What to work on: Read through the listing below and return only the lines containing "this".

:::::

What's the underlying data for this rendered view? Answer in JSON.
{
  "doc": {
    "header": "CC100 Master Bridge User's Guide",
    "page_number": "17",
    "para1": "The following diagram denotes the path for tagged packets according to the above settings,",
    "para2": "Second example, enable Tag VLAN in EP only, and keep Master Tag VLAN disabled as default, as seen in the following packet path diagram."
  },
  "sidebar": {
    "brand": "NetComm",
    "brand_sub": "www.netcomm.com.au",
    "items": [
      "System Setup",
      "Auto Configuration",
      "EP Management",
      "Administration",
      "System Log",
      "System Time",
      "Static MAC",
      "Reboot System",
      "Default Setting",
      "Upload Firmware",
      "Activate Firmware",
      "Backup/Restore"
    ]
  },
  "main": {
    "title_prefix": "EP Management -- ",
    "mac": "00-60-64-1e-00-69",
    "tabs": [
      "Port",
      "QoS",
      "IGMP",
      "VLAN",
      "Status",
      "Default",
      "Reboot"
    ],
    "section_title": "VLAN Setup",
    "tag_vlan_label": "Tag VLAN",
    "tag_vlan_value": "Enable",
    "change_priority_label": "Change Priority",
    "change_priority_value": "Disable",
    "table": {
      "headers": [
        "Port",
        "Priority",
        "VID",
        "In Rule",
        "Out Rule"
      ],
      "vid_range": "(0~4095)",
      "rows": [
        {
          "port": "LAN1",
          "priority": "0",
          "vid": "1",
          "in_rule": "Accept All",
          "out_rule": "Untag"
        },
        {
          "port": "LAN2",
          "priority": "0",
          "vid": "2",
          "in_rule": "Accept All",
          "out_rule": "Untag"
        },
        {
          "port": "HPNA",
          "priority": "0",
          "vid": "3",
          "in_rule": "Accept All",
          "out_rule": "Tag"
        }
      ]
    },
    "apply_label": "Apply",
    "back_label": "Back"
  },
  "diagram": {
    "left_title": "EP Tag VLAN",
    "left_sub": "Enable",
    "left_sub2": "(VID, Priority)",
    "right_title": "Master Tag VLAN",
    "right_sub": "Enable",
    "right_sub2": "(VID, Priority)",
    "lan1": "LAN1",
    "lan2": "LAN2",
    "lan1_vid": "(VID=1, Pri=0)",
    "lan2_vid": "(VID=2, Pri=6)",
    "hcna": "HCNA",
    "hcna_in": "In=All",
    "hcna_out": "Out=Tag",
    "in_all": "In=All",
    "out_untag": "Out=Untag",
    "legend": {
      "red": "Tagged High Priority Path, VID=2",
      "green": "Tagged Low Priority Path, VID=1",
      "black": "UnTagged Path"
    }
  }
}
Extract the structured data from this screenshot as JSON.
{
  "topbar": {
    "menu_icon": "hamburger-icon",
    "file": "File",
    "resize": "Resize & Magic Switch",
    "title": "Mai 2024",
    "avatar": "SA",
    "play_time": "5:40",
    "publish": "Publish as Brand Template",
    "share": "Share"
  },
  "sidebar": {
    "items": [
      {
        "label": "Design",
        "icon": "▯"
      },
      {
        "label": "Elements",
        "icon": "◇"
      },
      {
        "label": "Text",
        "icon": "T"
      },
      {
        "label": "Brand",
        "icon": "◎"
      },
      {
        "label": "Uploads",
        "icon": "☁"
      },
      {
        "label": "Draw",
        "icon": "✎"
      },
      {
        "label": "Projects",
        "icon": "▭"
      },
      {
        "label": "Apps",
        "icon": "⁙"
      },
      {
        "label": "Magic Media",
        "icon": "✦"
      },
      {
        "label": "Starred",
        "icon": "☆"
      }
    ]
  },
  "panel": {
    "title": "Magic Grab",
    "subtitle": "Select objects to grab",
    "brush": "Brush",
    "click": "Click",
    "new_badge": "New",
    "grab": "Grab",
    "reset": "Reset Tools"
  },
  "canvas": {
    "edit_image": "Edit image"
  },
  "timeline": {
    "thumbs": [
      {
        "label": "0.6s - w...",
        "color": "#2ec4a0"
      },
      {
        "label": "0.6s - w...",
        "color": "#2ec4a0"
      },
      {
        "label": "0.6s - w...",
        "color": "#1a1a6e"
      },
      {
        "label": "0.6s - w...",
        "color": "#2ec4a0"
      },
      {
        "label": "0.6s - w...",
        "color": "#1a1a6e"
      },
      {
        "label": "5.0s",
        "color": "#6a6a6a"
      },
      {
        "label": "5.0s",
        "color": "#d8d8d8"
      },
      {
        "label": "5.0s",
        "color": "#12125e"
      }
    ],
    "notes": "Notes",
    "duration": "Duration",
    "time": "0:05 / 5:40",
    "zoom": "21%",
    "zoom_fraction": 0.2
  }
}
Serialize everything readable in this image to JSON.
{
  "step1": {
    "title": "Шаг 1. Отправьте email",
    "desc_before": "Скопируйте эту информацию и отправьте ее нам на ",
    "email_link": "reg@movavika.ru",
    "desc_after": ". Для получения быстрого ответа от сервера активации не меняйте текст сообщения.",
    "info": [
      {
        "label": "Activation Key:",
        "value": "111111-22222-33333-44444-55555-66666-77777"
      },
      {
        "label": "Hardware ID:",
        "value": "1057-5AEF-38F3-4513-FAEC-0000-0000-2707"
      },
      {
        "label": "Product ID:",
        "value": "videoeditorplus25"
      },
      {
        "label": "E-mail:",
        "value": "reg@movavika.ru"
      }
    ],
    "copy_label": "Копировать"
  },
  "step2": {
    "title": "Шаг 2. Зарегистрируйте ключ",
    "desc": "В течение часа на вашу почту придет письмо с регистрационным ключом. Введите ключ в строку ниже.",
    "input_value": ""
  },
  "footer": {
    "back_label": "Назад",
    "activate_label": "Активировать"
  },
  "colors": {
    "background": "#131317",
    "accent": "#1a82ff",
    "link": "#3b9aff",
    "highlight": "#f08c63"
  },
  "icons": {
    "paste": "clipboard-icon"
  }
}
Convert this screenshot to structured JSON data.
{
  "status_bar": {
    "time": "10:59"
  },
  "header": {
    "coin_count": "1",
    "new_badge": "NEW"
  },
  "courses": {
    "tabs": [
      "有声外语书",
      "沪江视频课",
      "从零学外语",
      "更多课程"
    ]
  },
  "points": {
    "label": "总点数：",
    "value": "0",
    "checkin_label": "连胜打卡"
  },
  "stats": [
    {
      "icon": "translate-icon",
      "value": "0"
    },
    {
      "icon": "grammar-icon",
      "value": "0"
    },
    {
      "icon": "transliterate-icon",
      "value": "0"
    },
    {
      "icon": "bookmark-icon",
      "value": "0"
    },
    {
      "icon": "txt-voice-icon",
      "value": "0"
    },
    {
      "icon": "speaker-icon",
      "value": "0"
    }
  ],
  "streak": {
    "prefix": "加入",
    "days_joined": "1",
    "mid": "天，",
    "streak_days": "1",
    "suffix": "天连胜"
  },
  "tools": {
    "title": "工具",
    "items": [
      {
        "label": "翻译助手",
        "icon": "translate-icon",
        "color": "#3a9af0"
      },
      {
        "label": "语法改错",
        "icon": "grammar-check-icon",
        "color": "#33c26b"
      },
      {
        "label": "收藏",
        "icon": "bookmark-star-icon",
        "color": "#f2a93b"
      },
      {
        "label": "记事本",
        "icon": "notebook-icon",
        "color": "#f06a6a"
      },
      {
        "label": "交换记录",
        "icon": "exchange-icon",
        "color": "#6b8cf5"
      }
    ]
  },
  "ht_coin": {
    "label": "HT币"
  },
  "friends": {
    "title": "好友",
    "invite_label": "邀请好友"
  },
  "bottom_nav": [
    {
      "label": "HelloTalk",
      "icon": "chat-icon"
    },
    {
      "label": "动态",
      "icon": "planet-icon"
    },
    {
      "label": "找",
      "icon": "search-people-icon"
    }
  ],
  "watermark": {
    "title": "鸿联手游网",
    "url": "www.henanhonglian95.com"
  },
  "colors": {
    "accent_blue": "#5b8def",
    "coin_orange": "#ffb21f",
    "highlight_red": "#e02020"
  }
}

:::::

Completed exercise:
What's the underlying data for this rendered view? Answer in JSON.
Extract the structured data from this screenshot as JSON.
Serialize everything readable in this image to JSON.
Convert this screenshot to structured JSON data.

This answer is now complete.